However, many solo singers tended to drag a few passages (the sterling Mr. Ketelsen always being the exception). For example, the last stretto 6/8 section of La ci darem did not live up to conductor’s correctly heady tempo. Phrase endings tended to broaden, with singers ending out of sync with their skillful band. The accomplished Mr. Nelson is imminently capable of a bit more controlling authority and unity of tempi.
Given the tremendous potential of such a world-class cast, director Ron Daniels sadly discovered little meaningful insight to motivate and inspire this awesome assemblage. Stage movement was functional but hardly innovative, and I had the distinct feeling that the talented ensemble was bringing more of their own experiences with their parts to bear in a staging that was merely competent. The result was more a missed opportunity than the unbridled triumph it might have been.
Cast and production details:
Leporello: Kyle Ketelsen; Donna Anna: Leah Crocetto; Don Giovanni: Daniel Okulitch; Commendatore: Soloman Howard; Don Ottavio: Edgaras Montvidas; Donna Elvira: Keri Alkema; Zerlina: Rhian Lois; Masetto: Jarrett Ott; Conductor: John Nelson; Director: Ron Daniels; Set Design: Riccardo Hernandez; Costume Design: Emily Rebholz; Lighting Design: Marcus Doshi; Projection Design: Peter Nigrini; Choreographer: Nicola Bowie; Fight Directors: Rick Sordelet, Christian Kelly-Sordelet; Chorus Master: Susann Sheston
image_description=Keri Alkema (Donna Elvira) and Daniel Okulitch (Don Giovanni) [Photo © Ken Howard]
product_title=Santa Fe’s Mozart Cast Sweeps All Before It

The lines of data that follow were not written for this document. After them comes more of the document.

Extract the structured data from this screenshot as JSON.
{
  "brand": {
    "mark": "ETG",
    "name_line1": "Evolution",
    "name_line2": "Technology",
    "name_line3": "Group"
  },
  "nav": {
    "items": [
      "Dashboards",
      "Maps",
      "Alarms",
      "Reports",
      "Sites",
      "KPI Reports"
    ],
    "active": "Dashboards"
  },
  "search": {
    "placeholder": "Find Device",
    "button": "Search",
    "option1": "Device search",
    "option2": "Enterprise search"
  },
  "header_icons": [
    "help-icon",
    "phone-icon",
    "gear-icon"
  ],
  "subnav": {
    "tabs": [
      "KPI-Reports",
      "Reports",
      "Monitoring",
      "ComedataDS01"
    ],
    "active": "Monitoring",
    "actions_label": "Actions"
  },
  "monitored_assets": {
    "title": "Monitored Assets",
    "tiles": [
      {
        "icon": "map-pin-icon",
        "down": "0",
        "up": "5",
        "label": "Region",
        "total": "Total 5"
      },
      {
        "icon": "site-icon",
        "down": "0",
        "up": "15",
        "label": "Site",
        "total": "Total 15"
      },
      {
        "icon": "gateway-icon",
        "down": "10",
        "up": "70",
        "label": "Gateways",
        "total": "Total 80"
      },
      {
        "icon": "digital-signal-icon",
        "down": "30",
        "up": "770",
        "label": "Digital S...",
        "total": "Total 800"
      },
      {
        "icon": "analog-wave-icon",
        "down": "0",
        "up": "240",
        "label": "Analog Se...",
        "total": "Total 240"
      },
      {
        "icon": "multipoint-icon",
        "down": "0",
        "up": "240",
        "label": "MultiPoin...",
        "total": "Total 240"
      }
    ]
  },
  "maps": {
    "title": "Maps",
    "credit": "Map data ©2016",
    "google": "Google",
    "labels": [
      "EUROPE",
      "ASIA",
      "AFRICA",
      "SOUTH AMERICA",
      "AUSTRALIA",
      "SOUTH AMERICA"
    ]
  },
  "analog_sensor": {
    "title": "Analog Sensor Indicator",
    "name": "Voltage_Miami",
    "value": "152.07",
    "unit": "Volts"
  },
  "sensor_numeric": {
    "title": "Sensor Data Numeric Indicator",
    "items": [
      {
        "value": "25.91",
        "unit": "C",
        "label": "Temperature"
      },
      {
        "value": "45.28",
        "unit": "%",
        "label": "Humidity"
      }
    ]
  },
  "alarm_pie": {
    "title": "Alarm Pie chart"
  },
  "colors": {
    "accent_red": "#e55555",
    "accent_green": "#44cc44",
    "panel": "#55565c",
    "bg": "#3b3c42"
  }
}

product_by=A review by James Sohre
product_id=Above: Keri Alkema (Donna Elvira) and Daniel Okulitch (Don Giovanni)
Photos © Ken Howard